The first clinical trial, a phase I/II study, will be conducted at Auckland City Hospital, Waikato Hospital and sites in the United States.
Patient enrolment is expected to commence in the coming weeks. Initially, the trial will recruit small groups of study-eligible patients to different dose levels of PR610 followed by monitoring of its side-effects, blood levels and anti-tumour activity.
PR610 belongs to an exciting new class of hypoxia-activated pro-drugs for the treatment of cancer, designed by Dr Jeff Smaill and Dr Adam Patterson from the Auckland Cancer Society Research Centre (ACSRC) and Maurice Wilkins Centre for Molecular Biodiscovery.
It is licensed to Proacta Incorporated, a San Diego based biotechnology company that last year engaged in the collaboration for research, development, and commercialisation of PR610 in Japan with Yakult Honsha Co., Ltd. (Tokyo: 2267). Proacta announced today that the IND had been approved, allowing this novel first-in-class treatment to enter human trials.

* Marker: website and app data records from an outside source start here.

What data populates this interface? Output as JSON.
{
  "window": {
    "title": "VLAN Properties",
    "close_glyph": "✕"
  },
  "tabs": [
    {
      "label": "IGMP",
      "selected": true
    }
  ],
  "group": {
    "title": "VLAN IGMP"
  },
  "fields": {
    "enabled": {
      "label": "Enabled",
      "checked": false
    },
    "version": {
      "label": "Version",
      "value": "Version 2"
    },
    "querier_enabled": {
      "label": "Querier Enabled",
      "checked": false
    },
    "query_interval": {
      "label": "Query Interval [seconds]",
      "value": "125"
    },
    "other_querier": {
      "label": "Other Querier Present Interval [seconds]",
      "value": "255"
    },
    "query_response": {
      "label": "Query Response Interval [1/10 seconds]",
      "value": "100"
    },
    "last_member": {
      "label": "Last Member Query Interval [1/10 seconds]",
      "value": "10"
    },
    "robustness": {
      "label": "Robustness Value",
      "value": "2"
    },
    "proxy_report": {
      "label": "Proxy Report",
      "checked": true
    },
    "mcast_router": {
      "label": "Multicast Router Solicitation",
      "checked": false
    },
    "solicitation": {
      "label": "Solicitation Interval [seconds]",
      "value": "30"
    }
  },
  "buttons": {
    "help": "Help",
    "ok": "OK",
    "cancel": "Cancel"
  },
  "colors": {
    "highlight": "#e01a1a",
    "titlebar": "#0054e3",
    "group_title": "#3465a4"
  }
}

Initial development of PR610 will focus on patients with non-small cell lung cancer who have become resistant to reversible tyrosine kinase inhibitors such as erlotinib and /or gefitinib. Currently there is no effective treatment when these patients relapse. The phase I part of the phase I/II trial will investigate suitable doses in patients with solid tumours, before moving on to focus on patients with this type of cancer in the phase II part of the trial.
PR610, which specifically targets low-oxygen (hypoxic) regions in tumours, has shown promising activity in the laboratory. “The tumour dose intensity achieved by this hypoxia targeting technology results in striking anti-cancer activity,” says Dr Smaill. “We were particularly impressed when we compared PR610 to existing clinical candidates,” adds Dr Patterson. “Only PR610 was able to shrink the drug-resistant lung cancer models.”
“PR610 will be the second novel hypoxia prodrug from the Auckland Cancer Society Research Centre to be taken to clinical trial by Proacta, and speaks to the continued innovation achieved by our staff in cancer chemotherapy,” says ACSRC Co-Director Distinguished Professor Bill Denny.
“It’s especially pleasing to see clinical trials of new drugs being held in New Zealand,” says John Loof, CEO of the Cancer Society Auckland Division. “Local patients can be some of the first involved in furthering our understanding of how these targeted medicines can make such a difference. Cancer Society donors and supporters can feel well satisfied that they have underpinned yet another exciting step forward in cancer medicine.”
“This exciting new therapy ushers in a new era of personalised medicine in New Zealand. For the first time we will be screening patients for the genetic mutation that causes drug resistance and then enrolling them in a trial of a New Zealand drug designed to target that mutation,” says ACSRC Co-Director, Associate Professor Mark McKeage, the Clinical Oncologist leading the Auckland City Hospital trial, referring to the phase II part of the phase I/II trial.
“Our scientists are inventing drugs at the forefront of the international fight against cancer,” says Professor Rod Dunbar, Director of the Maurice Wilkins Centre. “The progression of this first-in-class cancer drug to clinical trials is a great credit to New Zealand and offers further hope for our cancer patients.”
The University of Auckland